The dozens of Iridium satellites that orbit the Earth are notable for two things: the flashes of light they emit when the sun strikes them just so, and the $1.5-billion (U.S.) bankruptcy that followed their launch in the late 1990s.
The former Motorola-backed company, now known as Iridium Communications Inc., hopes the 66 satellites it will begin launching in December will have a greater legacy: allowing around-the-globe surveillance of the world's airline traffic.
The satellites, which will orbit the Earth 780 kilometres high, will carry devices that broadcast aircraft speed and locations to air-traffic controllers on the ground, allowing planes to save fuel by flying closer together and on more precise routes.
The system will be run by Aireon LLC, a joint venture of Virginia-based Iridium and Nav Canada, the domestic air-traffic controller that will be a 51-per-cent owner with an investment of $150-million.
"One of the big motivating factors for us to get involved in Aireon was the savings that this new system will bring to the airlines," said John Crichton, chief executive officer of Nav Canada, which is a private non-profit company governed by a board of directors that includes representatives of the airlines, aviation industry, government and unions.
Mr. Crichton said he is confident Aireon will be profitable, but that target is secondary to the savings it will mean for airlines.
"Even if all Aireon did was break even, we would consider it a huge success because on the North Atlantic alone, the fuel savings from a conservative low end of $125-million a year to a more realistic $200-million-plus more than justifies the investment," he said.
Aireon, whose minority owners are the Irish Aviation Authority, Naviair of Denmark and ENAV of Italy, has reached early agreements with air-traffic controllers in the United States, Britain, South Africa, Singapore and New Zealand, and expects to be up and running within three years.
The system is designed as an improvement to the current methods air-traffic controllers use to monitor and guide airplanes: radar and, to a lesser extent, a system that transmits automatic signals from an aircraft to controllers by way of a land-based receiver.
Both require ground installations and neither extend more than 240 kilometres into the ocean. This means 90 per cent of the world is a blind spot for air-traffic controllers, who must rely on periodic voice communication with planes to determine their locations. "You can imagine it as each aircraft flying with a huge bubble of airspace around them, and the more infrequent that position report, the larger the bubble is around that aircraft," said Cyriel Kronenburg, vice-president of sales at Aireon. "It's a very safe system, but it's very inefficient because it generates a large block of airspace where the controller can't do anything unless the aircraft reports himself clear of that block again."
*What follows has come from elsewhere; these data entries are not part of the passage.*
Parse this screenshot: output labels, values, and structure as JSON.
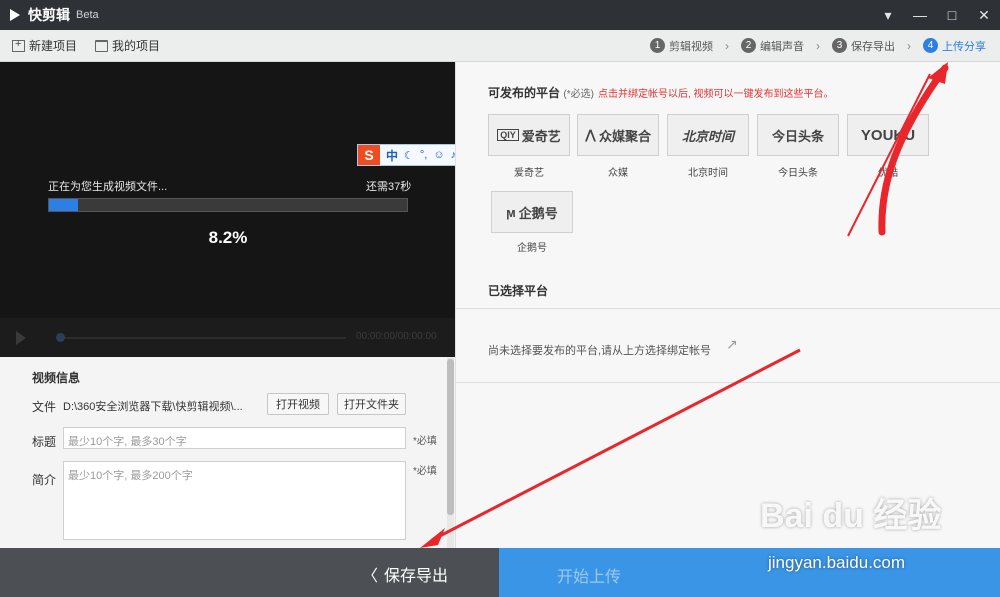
{
  "titlebar": {
    "app_name": "快剪辑",
    "badge": "Beta",
    "controls": [
      "▾",
      "—",
      "□",
      "✕"
    ]
  },
  "toolbar": {
    "new_project": "新建项目",
    "my_projects": "我的项目",
    "steps": [
      {
        "num": "1",
        "label": "剪辑视频"
      },
      {
        "num": "2",
        "label": "编辑声音"
      },
      {
        "num": "3",
        "label": "保存导出"
      },
      {
        "num": "4",
        "label": "上传分享",
        "active": true
      }
    ]
  },
  "export": {
    "status_text": "正在为您生成视频文件...",
    "remaining_text": "还需37秒",
    "percent_text": "8.2%",
    "progress_fraction": 0.082,
    "time_display": "00:00:00/00:00:00"
  },
  "ime": {
    "logo": "S",
    "mode": "中"
  },
  "video_info": {
    "section_title": "视频信息",
    "file_label": "文件",
    "file_path": "D:\\360安全浏览器下载\\快剪辑视频\\...",
    "open_video": "打开视频",
    "open_folder": "打开文件夹",
    "title_label": "标题",
    "title_placeholder": "最少10个字, 最多30个字",
    "required": "*必填",
    "desc_label": "简介",
    "desc_placeholder": "最少10个字, 最多200个字"
  },
  "platforms": {
    "section_title": "可发布的平台",
    "optional": "(*必选)",
    "note": "点击并绑定帐号以后, 视频可以一键发布到这些平台。",
    "items": [
      {
        "logo": "爱奇艺",
        "logo_prefix": "QIY",
        "name": "爱奇艺"
      },
      {
        "logo": "众媒聚合",
        "logo_prefix": "",
        "name": "众媒"
      },
      {
        "logo": "北京时间",
        "logo_prefix": "",
        "name": "北京时间"
      },
      {
        "logo": "今日头条",
        "logo_prefix": "",
        "name": "今日头条"
      },
      {
        "logo": "YOUKU",
        "logo_prefix": "",
        "name": "优酷"
      },
      {
        "logo": "企鹅号",
        "logo_prefix": "",
        "name": "企鹅号"
      }
    ],
    "selected_title": "已选择平台",
    "empty_text": "尚未选择要发布的平台,请从上方选择绑定帐号"
  },
  "bottom": {
    "save_export": "保存导出",
    "start_upload": "开始上传"
  },
  "watermark": {
    "brand": "Bai du 经验",
    "url": "jingyan.baidu.com"
  },
  "colors": {
    "accent": "#2b7fe5",
    "required_note": "#e53333",
    "annotation_arrow": "#e8262b",
    "upload_bg": "#3a95e6",
    "bottom_dark": "#4c5055"
  }
}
This "bubble" between aircraft is about 100 nautical miles. Satellite communications would help reduce this to as little as five miles, allowing more planes to fly within the jet stream, or change altitude to avoid fuel-sapping turbulence, Mr. Kronenburg said.
Air Canada spokesman Peter Fitzpatrick said the airline welcomes the new system because it will allow its planes to fly the most efficient routes, burn less fuel and reduce greenhouse-gas emissions. "It will also provide an added level of safety by extending the reach of aircraft surveillance into remote areas not currently covered by conventional radar," Mr. Fitzpatrick said.
Many airlines have already equipped their planes with the equipment that can communicate with the satellites and will not face additional costs.
The new satellites, which will replace Iridium's aging fleet, will also allow Iridium to update its satellite phone business, used by the military, the marine industry and people in remote areas, such as Australian ranchers.
Before going bankrupt in 1999, the company spent $5-billion launching the satellites, only to find its phone service was obsolete and overpriced even before it was working properly. Iridium could not compete with the far cheaper cellular offerings that were beginning to catch on, and its 1999 bankruptcy was among the biggest technology company failures at the time. Investors brought the company out of bankruptcy for $25-million, and the company emerged in its present form.
"They tried to come out with a service, just a simple big phone that worked outdoors, with a big cost structure using lots and lots of debt. There's just no way that could have operated," said Matthew Desch, Iridium's CEO since 2006 and a former Nortel Networks Corp. executive. In 2014, Iridium posted a profit of $75-million on $400-million in sales with 660,000 subscribers. It is spending $3-billion launching the new satellites in a gamble that is hedged with partnerships such as the one with Nav Canada, said Mr. Desch, an Ohio native and a computer engineer who describes himself as a space and aviation nut who got his pilot's licence as a teenager.
When the first two satellites are rocketed into space at a Russian military base in December, he'll be there. The other satellites, which are about the size of a Cessna airplane, are scheduled to be launched beginning in April from California's Vandenberg Air Force Base by Elon Musk's Space Exploration Technologies Corp., a company that made headlines after one of its rockets exploded shortly after launching on June 28.
Mr. Desch, 57, said he is confident the launch will be on schedule and successful.
"You're disappointed any time there is a failure, but launching is a difficult thing to do," he said. "They have been extremely successful. In some ways, I'm glad it happened now … because as one of my space guys said, you always want to be on the launch after a failure because everyone is really paying a lot of attention."